When developing Riker, I had a bit of a choice – I could either write (from scratch) a new library to interface with the MusicBrainz XML webservice, or I could create bindings to access the existing libmusicbrainz library from within Vala. Up to today, I’ve gone a little ways down both paths, and both have problems.

If I write new bindings from scratch, they’ll have some nice features like integrating into the Glib main loop, and automatically determining proxy settings from the environment. But it will be a lot of coding; and even more debugging.

The existing libmusicbrainz code is better tested, and writing bindings is less overall code to write. Unfortunately, I’m writing Vala bindings for the C bindings to a C++ library. The extra steps cause some weirdness, which means that the bindings are more complicated than I would like.

And then there are a few things with the C bindings to libmusicbrainz that it simply gets wrong. For example, it has no working typechecking! As a result, even some of the internal test code gets types mixed up, causing hard to debug issues.

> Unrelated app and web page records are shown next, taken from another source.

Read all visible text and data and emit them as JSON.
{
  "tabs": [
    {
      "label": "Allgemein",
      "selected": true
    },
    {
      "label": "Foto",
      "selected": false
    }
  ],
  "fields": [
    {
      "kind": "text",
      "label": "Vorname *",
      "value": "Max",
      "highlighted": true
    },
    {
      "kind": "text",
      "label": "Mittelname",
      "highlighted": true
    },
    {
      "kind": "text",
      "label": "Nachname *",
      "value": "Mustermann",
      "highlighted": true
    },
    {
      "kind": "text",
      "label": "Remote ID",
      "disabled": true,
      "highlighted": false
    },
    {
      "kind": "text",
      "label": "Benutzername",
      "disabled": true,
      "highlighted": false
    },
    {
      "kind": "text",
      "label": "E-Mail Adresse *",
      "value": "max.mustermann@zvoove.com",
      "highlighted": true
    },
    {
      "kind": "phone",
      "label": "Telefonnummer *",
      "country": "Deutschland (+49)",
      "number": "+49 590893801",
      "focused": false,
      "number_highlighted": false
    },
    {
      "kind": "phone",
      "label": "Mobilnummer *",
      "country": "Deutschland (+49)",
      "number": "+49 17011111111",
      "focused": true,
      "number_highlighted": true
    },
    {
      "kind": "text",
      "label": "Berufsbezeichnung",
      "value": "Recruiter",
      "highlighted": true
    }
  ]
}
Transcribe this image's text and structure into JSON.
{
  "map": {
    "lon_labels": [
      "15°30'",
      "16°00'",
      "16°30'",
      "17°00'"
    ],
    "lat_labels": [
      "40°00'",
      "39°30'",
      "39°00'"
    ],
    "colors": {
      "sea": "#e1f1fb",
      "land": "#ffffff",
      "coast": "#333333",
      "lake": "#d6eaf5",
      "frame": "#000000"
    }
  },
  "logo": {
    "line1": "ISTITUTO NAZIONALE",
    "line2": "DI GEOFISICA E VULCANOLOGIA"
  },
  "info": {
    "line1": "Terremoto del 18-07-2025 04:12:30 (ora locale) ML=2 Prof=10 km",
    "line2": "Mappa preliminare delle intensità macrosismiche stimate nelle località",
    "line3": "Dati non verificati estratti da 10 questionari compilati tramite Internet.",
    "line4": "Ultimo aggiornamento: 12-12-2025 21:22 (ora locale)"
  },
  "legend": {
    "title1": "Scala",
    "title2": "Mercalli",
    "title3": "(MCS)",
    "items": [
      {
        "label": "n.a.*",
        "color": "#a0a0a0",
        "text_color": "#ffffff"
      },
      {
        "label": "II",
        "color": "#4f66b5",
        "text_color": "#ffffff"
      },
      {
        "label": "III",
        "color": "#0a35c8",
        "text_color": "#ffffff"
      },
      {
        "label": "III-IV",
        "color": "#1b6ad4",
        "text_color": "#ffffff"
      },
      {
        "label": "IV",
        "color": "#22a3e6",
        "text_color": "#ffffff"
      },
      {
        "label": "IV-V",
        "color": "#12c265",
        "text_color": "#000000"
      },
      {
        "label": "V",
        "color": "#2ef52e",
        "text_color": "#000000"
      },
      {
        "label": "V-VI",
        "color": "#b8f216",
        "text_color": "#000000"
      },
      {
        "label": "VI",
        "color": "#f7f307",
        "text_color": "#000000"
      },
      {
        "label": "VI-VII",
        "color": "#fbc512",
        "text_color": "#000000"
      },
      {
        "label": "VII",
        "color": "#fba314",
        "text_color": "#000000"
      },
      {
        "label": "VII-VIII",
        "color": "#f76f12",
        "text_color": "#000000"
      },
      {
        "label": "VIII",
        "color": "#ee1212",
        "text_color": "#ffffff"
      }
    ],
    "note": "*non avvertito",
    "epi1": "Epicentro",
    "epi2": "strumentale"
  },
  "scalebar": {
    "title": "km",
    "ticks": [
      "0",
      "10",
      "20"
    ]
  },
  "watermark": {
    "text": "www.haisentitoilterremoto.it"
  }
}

I’m working on a patch to correct this, which will change the C bindings API slightly. (But curiously enough, not the ABI).

But in the end, simply to get started faster, I decided that the bindings are the way to go. The hypothetical GObject-based MusicBrainz webservice library will have to wait for another day.

Take a look at my progress so far on the vala bindings at libmusicbrainz4.vapi.

Mercurial Frustrates Me

Mercurial Frustrates Me

Maybe I’m just used to having too much power at my fingertips. Git was designed, from the ground up, to provide operations to do absolutely anything to a repository, right down to the most basic level of manually creating individual objects in the repository. Using user-visible command-line tools that can be operated from scripts. It is literally possibly to reimplement most of the user visible Git commands (such as “commit”!) using shell scripts and some of the more-basic Git “plumbing” commands.

So, there’s no surprise that Git commands support special script-friendly output modes. A good example: git log --numstat will print out a summary of the changes in a commit in a parser-friendly tab-delimited format. Mercurial doesn’t have this option. (Someone wrote a patch to add it, but it was rejected!)

And then there’s the issues with speed. I’m writing a script that generates a summary of the differences between two branches based on which commits have been merged into each branch.

$ time git log --pretty=oneline --numstat brancha..branchb
real 0m1.081s

So, about one second. Not bad for a command that’s summarizing around 400 commits from a 250 MiB repository. Lets see if Mercurial can keep up:

$ time hg log -r "ancestors('branchb') - ancestors('brancha')" --template "{node} {desc|firstline}\n" --stat
real 3m51.994s

Ok… That command took over 230× as long in Mercurial as Git. Amusingly, the same repository in Mercurial is around 500 MiB – twice the size! (For the record, it’s mainly the --stat that slows it down. If I remove the stat, Git takes 0.167s, and Mercurial 0.421s). This is completely unusable.

So, why is Mercurial around 200× slower to calculate the differences contained in a commit? I don’t know. But they really should fix it.